- If you are uncertain or find the wording confusing, quote the material on the associated talk page and leave a question for the next person. This helps eliminate errors, inaccuracies or misleading wording more quickly and is highly appreciated by the community.
How can I contact the project?
- Get in touch with any of the administrators, or contact Sonic Classic directly via the main page.
Should I create an account? Can't I just edit articles anonymously?

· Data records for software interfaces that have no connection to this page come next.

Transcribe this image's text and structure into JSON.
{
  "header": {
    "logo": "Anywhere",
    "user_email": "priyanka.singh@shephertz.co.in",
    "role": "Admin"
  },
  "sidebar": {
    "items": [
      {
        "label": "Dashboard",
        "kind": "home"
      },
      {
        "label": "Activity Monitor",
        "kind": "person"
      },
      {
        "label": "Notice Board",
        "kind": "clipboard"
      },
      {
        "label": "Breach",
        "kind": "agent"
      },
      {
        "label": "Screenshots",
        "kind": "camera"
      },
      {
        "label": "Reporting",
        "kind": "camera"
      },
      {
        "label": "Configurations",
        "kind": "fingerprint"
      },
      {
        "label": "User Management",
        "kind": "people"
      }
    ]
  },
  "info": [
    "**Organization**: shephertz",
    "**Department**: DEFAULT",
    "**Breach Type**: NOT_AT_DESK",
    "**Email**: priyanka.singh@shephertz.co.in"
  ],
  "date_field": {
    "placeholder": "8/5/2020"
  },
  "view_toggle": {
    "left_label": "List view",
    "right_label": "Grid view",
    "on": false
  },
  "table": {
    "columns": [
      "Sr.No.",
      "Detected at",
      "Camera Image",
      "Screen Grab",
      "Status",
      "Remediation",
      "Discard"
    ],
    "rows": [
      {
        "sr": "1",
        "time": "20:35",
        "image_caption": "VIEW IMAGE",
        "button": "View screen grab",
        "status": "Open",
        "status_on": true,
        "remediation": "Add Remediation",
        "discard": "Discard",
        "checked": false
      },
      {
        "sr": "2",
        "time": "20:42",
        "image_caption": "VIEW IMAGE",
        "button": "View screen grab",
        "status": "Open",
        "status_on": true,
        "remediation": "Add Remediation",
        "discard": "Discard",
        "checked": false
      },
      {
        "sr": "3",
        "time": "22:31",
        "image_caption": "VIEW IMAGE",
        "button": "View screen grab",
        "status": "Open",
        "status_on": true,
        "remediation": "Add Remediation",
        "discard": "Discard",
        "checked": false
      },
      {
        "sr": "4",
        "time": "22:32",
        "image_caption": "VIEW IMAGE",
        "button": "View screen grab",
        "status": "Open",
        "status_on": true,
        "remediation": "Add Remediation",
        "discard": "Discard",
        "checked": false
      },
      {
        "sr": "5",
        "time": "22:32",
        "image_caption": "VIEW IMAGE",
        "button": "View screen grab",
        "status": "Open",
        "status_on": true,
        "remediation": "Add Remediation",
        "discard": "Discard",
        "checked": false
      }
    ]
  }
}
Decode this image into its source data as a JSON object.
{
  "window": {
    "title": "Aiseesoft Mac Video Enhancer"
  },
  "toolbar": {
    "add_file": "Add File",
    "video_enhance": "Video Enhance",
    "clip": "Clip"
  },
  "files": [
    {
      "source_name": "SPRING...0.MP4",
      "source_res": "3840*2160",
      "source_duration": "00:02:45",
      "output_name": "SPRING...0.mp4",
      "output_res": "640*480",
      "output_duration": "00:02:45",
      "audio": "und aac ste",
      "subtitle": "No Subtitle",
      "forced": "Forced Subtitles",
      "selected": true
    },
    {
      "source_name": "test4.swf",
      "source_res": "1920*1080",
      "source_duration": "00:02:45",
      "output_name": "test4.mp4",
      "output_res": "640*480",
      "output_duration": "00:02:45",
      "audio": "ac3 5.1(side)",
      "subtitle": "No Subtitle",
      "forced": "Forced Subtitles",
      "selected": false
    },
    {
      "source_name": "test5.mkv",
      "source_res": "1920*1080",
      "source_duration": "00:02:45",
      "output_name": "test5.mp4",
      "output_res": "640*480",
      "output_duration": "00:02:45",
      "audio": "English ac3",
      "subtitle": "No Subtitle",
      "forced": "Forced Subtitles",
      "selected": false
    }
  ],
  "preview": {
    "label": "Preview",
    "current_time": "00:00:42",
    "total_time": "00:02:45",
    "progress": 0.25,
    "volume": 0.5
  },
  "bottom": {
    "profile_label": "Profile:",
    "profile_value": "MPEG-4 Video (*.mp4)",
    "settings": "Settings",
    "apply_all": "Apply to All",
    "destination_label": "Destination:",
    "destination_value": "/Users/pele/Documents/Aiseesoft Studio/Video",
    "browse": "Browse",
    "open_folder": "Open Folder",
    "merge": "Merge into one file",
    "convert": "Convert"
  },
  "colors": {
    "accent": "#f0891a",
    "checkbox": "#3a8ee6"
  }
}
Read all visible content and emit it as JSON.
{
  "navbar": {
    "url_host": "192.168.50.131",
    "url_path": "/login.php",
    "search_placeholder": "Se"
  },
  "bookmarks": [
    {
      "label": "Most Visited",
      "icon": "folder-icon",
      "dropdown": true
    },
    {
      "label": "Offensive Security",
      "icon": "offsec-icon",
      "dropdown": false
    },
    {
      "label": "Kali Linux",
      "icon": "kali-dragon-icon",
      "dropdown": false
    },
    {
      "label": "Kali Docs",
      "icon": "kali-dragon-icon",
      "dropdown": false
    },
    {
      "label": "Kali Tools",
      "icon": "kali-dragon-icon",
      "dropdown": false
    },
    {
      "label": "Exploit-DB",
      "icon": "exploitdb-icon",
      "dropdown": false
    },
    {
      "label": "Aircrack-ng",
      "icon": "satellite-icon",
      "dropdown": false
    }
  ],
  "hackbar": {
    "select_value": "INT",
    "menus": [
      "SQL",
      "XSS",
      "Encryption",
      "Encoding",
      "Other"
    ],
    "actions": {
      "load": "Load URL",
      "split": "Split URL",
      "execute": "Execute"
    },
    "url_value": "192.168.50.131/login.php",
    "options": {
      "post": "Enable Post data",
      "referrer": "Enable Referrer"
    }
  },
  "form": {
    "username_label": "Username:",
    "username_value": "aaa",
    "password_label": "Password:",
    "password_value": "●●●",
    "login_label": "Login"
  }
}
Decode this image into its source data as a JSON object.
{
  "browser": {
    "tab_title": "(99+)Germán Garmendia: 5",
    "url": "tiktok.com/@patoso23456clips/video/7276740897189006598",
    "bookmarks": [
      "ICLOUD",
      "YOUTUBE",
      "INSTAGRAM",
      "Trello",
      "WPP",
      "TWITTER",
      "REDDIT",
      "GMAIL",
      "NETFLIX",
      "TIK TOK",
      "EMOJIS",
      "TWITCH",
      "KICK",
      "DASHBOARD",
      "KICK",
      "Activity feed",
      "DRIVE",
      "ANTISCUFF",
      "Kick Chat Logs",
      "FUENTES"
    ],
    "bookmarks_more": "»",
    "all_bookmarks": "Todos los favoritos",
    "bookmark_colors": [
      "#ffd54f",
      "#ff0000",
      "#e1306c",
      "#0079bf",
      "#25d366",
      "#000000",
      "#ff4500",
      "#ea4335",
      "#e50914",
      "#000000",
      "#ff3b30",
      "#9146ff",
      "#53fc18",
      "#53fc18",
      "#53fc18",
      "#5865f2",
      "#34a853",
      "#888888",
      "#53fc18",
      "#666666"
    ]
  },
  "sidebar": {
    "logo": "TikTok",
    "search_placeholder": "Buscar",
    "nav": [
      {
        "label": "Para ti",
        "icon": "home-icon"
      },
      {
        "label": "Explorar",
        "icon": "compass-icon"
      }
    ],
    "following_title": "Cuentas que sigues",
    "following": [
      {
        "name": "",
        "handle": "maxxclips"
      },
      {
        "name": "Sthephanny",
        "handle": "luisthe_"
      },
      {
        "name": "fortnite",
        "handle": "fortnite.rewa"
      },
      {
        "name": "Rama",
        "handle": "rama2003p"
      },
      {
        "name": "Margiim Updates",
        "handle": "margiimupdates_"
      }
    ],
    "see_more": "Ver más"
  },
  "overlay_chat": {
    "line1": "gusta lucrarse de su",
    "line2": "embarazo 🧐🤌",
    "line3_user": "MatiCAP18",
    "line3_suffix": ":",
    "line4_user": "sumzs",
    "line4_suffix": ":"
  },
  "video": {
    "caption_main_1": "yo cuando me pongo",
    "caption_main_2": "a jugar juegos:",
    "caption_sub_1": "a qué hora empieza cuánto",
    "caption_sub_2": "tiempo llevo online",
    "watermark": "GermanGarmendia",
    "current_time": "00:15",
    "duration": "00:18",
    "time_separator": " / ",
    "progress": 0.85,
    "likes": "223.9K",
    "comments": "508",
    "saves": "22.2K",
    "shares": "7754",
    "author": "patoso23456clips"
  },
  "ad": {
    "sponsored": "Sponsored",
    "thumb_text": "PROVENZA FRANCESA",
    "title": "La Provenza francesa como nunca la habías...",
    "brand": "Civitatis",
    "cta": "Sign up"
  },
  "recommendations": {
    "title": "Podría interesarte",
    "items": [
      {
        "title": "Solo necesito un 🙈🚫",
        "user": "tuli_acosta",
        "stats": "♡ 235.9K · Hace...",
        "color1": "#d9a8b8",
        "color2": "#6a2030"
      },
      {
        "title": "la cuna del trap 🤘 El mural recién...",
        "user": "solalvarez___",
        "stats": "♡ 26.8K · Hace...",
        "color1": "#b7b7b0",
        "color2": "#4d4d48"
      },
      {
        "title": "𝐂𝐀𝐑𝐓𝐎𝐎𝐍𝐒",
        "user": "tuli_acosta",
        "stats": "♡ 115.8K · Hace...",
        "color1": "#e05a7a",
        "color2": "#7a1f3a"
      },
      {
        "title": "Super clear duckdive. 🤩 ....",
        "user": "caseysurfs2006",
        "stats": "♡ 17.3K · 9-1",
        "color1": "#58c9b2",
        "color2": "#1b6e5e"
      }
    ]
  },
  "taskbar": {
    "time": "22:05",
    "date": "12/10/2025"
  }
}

- Users with account names enjoy several benefits, among them is the positive reputation that goes with quality work. Wikipedians with an established history are respected especially with regard to neutralising article disputes. Also, pieces of Sonic Retro sometimes find collaborating with anonymous users frustrating, because it is more difficult to contact them with questions, concerns, or suggestions. This is not to say there is a hierarchy per se - though there are editors with administrative abilities (see Sonic Retro:Administrators), these are approved by the community, and the goal of most users is to ensure that democracy, albeit with a little anarchy, remains the supreme power on Sonic Retro.
- Users with user names are in a sense more anonymous than contributors that are not logged in: while anyone can see the IP address of a user who did not log in when he/she edited, only server administrators can find the IP of a logged-in user. So if you're concerned about privacy and anonymity, you may prefer to create a username for yourself in order to hide your IP.
- However, if you'd
like to stay on the fringes, it's fine to edit without a login. Many valuable contributors have made this choice.
How do you know if the information is correct?
- As anyone can edit any article, it is of course possible for biased, out of date or incorrect information to be posted. However, because there are so many other people reading the articles and monitoring contributions using the Recent Changes page, incorrect information is usually corrected quickly. Thus, the overall accuracy of the database is improving all the time as it attracts more and more contributors. You are encouraged to help by correcting articles and passing on your own knowledge.
- See Sonic Retro:Replies to Common Objections for a longer discussion of this point.
Site X seems to be violating Sonic Retro's copyright. Do you guys know about this?
- It's most likely the answer is yes, and it's reasonably likely they're within their rights. Anybody may mirror or fork Sonic Retro as long as they comply with the GNU Free Documentation License.
Which wiki software does Sonic Retro run on?
- See: Wikipedia:MediaWiki